A virtual twin of the Sony Handycam HDR-UX1, but with shiny black-plastic accents, the HDR-SR1 delivers essentially the same video but without some of the accompanying media headaches. It, too, uses the AVCHD format to record 1080i HD video, but on a 30GB disk rather than DVD. Interestingly, the SR1 will cost you around £60 more than the UX1 -- both are rather pricey -- which probably has more to do with market elasticity than cost of production.
The SR1 is built as sturdily as the UX1, if a hair smaller in two dimensions, and its 726g heft balances nicely in the hand. The hard-disk enclosure projects a bit above the top of the unit for a solid grip. Given the abundance of space on the SR1, nothing feels crammed in and with a couple of small exceptions all the controls fall under the correct fingers for easy one-handed shooting. Those exceptions? The proximity of the photo shutter button to the zoom switch, and the slight awkwardness of operating the on/off switch (for jumping between photo and camcorder modes) with an index finger.
Like all Sony camcorders, the SR1 features a touch-screen-navigated menu system -- we're not overly keen on this, but it works better on the SR1's large LCD than the smaller screens of lesser models.
The HDR-SR1 also boasts the same fun-filled prosumer feature set as the UX1. This includes AV, component and HDMI output jacks (though the HDMI cable is optional), headphone jack and mic input, intelligent accessory shoe and zebra stripes. There's a manual control ring around the lens for adjusting exposure, focus or white balance, a smooth slow-record mode for analysing action -- albeit for a mere 3 seconds -- and there's that perennial Sony perk, 5.1 Dolby surround recording. The hard disk accommodates about four hours of highest-quality HD footage.
Some playback and editing irritations remain. Though the disk mounts as a USB storage device when you attach the camcorder to your PC, you still need to install Sony's Picture and Motion Browser software, with its two appendages -- a Media Check utility that intercepts calls to any camcorder or media that might have M2TS files on it and a Sonic UDF driver -- though the latter matters only for the DVD version. In addition, there's an AVCHD player that you'll need to view your videos.

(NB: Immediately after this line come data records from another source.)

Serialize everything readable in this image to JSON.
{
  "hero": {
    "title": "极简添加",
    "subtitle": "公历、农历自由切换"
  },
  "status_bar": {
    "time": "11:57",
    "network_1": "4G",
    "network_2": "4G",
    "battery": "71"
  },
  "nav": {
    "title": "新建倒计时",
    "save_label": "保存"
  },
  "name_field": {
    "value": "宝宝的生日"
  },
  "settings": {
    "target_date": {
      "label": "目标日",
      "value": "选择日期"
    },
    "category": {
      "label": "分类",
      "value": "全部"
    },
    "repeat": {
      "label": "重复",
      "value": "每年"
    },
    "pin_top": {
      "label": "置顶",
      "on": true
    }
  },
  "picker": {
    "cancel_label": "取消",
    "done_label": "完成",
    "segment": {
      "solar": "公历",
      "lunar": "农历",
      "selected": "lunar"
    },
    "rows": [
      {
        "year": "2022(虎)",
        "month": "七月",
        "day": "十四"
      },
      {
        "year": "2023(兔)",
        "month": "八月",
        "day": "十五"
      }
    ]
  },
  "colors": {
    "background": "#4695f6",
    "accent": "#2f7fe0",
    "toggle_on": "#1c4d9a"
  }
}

The software lets you trim clips, but that's about it. If you've a yen to burn a DVD, you can push a button on the camcorder or use the software -- keep in mind that a playable DVD, at least for the near-term, means down-converting to MPEG-2 standard-def. As with the UX1, however, we found it a pleasure to use.
In fact, one of the SR1's significant advantages over the UX1 is its performance. The hard disk makes most operations, including start-up, almost instantaneous, although it does take a few seconds to load the thumbnail index. The zoom operated smoothly throughout the 10x range, though a little faster on the way out than the way in, and as usual, Sony's Steady Shot does an excellent stabilisation job. We found the autofocus quick and accurate, too.
The LCD is easy to view, even in bright sunlight, however in the same light it's hard to see the LEDs which indicate whether you're in video or still mode. As long as you use the eye-level viewfinder and don't spend a lot of time playing back your videos, the battery should last at least 45 minutes -- bring extras on holiday.
Alas, the video quality doesn't live up to the rest of the package. Don't misunderstand -- it's very good, with extremely impressive low-light quality as well as sharp, saturated colours in daylight. There's subtle but frequent jerkiness in moving objects, though, and the 2-megapixel ClearVid CMOS sensor takes pretty unimpressive photos that don't match the those of the Canon HV10.
If you really need video that you can edit, we recommend you stick with HDV models such as the Handycam HDR-HC3 or the Canon HV10 for your hi-def needs. Though there's really no wonderfully convenient way to shoot HD video as yet, the Sony Handycam HDR-SR1's combination of hard disk capacity and easy adaptability -- it only lacks some software to improve the convenience quotient -- and a great design and broad feature set, make it the consumer hi-def model to beat for 2006.
Additional editing by Elizabeth Griffin